For a brief while for about 150 years, between 1722 and 1856, Luc­know, the
capital of Awadh, shone like a cosmopolitan jewel. The Awadhi naw­abs and their courtiers created a culture of poetry and art so refined that we still use that tehzeeb as a benchmark. The Nawabs, especially the fourth, Asafud­daulah, were great builders, transform­ing a provincial Mughal town into a wondrous capital with famous buildings such as the Rumi Darwaza, the Bara Imambara with its maze, Bhulbhulaiya and a baoli that kept the subterranean rooms of the nawabs cool in summer and the Chota Imambara, among many more. Lucknow is connected to all major cities by air, road and rail.

Let us not speak of the Taj, for though that marble wonder defines this city, the one-time capital of the Mughal Empire has much more by way of archi­tecture and culture. The Agra Fort can serve as a primer on the many facets of Mughal architecture, and is every bit as stunning as the Taj. For an early proto­type of the Jantar Mantar, there’s Hu­mayun’s observatory at Gyarah Sidi. The tomb of Sikandra, Akbar’s final resting place, and its gardens are stun­ning, as is the delicate jewel that is the tomb of Itmad-ud-daula, built by his daughter, the queen Nur Jahan. And that’s just scratching the surface. Agra is about 210km from Delhi, a three-hour drive on the expressway.

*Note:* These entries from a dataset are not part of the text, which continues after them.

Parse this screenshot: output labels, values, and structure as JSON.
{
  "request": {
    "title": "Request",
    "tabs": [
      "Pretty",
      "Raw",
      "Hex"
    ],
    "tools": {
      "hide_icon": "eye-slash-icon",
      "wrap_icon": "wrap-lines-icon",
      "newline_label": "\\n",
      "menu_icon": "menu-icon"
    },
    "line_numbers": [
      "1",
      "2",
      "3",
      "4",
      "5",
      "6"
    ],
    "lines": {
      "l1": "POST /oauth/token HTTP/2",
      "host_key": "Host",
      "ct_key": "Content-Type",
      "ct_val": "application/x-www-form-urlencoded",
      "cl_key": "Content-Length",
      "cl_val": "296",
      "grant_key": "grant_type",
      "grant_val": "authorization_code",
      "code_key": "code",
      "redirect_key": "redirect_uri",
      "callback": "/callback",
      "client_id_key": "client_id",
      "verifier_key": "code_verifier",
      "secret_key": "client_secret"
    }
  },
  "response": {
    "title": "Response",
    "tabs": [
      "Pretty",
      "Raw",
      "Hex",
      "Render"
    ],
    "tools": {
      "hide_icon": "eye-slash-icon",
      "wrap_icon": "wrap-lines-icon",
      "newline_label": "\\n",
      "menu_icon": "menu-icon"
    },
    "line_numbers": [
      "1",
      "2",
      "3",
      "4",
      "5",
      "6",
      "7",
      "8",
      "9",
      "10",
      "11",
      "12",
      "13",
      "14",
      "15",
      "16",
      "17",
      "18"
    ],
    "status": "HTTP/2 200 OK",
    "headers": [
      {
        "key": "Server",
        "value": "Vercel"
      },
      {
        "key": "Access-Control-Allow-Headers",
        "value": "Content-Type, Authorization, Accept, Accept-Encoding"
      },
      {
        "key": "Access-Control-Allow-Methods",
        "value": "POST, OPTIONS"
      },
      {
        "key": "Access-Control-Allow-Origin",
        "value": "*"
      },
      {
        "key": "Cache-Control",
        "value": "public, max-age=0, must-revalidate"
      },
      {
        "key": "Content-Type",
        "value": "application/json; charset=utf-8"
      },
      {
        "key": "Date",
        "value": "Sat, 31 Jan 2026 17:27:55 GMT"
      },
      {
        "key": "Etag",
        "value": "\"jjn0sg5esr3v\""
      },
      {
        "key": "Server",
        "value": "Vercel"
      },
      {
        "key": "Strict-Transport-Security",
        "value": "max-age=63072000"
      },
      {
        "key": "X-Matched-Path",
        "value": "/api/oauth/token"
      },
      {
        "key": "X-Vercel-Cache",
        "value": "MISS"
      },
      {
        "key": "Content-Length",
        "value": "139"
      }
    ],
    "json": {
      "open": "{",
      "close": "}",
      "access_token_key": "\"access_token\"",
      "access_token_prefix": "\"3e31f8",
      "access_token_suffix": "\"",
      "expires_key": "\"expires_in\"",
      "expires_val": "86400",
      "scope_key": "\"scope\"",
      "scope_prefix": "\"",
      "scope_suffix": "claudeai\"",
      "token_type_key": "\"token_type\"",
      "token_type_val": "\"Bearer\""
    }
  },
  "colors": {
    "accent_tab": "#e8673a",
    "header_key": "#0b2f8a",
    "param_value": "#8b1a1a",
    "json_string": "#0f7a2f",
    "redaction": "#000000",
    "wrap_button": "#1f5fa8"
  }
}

A city that de­fies description, Banaras, Varanasi, is one of the oldest continuous settle­ments on the Gangetic Plains. Its sa­credness is renowned, but it’s also a great cultural centre, giving us such culi­nary gems as the paan, the kachori, the jalebi and the thandai; the Banarasi sari, handicrafts such as the carpets of Mirzapur and a unique river-side archi­tecture of ghats, temples, shrines, pal­aces and mosques. Add gorgeous sun­rises and sunsets, the nearby marvel of Buddhist Sarnath, not to mention leg­endary fortresses like Chunar, and you get a city that’s a world in itself. Varanasi is well-connected by air, rail and road net­works to major Indian cities.